Nos. 1–10, from sample 6457. A.r.s. — apical rostral segment. 2 nd j.h.t. — 2 nd joint of hind tarsus. Siph. — siphunculus. Sec. rhin. — secondary rhinaria
The holotype is specimen no. 20 of the type series (an apterous viviparous female on slide 6) ( Table 1). It is kept in the Aphid Collection of Estação Agronómica Nacional ( CAEAN). Paratypes on slides are kept also in CAEAN and in Insect Collection of Laboratório Agrícola da Madeira ( ICLAM). Paratypes within alcohol will be sent to the aphid collections of The Natural History Museum (Dr. Paul Brown), London, England; the Museum National d’Histoire Naturelle (Dr. G. Remaudière), Paris, France; the University of León (Dr. J. M. Nieto Nafria), León, Spain; and the Università degli Studi de Catania (Dr. S. Barbagallo), Sicily, Italy.

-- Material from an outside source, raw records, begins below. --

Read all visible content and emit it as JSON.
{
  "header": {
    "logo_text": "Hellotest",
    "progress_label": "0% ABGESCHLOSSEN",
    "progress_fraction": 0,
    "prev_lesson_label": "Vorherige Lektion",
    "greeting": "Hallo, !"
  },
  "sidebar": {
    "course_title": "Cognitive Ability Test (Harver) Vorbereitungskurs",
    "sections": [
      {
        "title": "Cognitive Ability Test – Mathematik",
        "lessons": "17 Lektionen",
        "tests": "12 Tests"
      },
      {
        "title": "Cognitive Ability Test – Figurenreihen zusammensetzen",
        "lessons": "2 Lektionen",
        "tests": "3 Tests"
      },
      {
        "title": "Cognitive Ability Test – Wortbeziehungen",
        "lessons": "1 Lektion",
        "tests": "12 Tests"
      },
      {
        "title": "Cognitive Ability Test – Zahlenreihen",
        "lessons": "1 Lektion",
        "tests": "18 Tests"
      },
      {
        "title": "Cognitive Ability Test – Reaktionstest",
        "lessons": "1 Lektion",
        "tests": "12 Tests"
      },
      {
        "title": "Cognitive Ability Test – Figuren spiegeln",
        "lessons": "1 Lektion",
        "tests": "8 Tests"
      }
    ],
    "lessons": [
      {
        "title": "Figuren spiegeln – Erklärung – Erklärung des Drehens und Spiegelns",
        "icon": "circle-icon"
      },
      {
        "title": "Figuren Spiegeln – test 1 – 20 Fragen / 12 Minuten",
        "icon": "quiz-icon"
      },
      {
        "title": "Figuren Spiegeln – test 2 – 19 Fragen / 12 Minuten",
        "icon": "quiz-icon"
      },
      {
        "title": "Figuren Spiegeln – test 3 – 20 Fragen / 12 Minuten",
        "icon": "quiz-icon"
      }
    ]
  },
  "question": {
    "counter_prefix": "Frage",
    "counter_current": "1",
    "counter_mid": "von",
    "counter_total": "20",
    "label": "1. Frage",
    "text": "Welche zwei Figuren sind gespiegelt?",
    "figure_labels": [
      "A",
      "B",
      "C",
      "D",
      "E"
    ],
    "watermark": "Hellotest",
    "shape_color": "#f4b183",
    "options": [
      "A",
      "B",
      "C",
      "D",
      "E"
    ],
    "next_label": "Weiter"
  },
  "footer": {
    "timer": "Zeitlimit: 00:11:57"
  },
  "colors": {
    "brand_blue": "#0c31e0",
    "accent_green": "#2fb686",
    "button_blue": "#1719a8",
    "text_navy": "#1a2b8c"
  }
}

The specific name madeirensis is preferred to maderensis according to the International Code of Zoological Nomenclature (1985), Appendix C (Latinization of geographical and proper names): “The geographical and proper names of nations that employ the Latin characters should be written with the orthography of the country in which they originate”
|No. 1||Body 2.25||A.r.s. 0.21||Siph. 0.40||Cauda 0.38||Caudal hairs 23||Sec. rhin. III 46 & 33|
|0.60||0.44||39 & 31|
|0.59||0.40||32 & 31|
|0.63||0.40||33 & 30|
|0.68||0.48||0.35 0.15+0.54||38 & 32|
|0.69||0.52||0.36 0.15+0.52||34 & 37|
|0.73||0.50||43 & 36|
|0.65||0.43||29 & 32|
|2.56||0.81 0.54 0.43|
|2.48||0.73 0.48 0.34||2.43|
|2.38||0.79 0.50 0.38|
|2.29||0.72 0.46 0.34||2.38|
|2.33||0.74 0.45 0.36||0.14+0.63||2.50|
|2.21||0.74 0.45 0.36||2.41|
|2.60||0.76 0.53 0.38||2.54|
|2.68||0.85 0.54 0.41||2.69|
No known copyright restrictions apply. See Agosti, D., Egloff, W., 2009. Taxonomic information exchange and copyright: the Plazi approach. BMC Research Notes 2009, 2:53 for further explanation.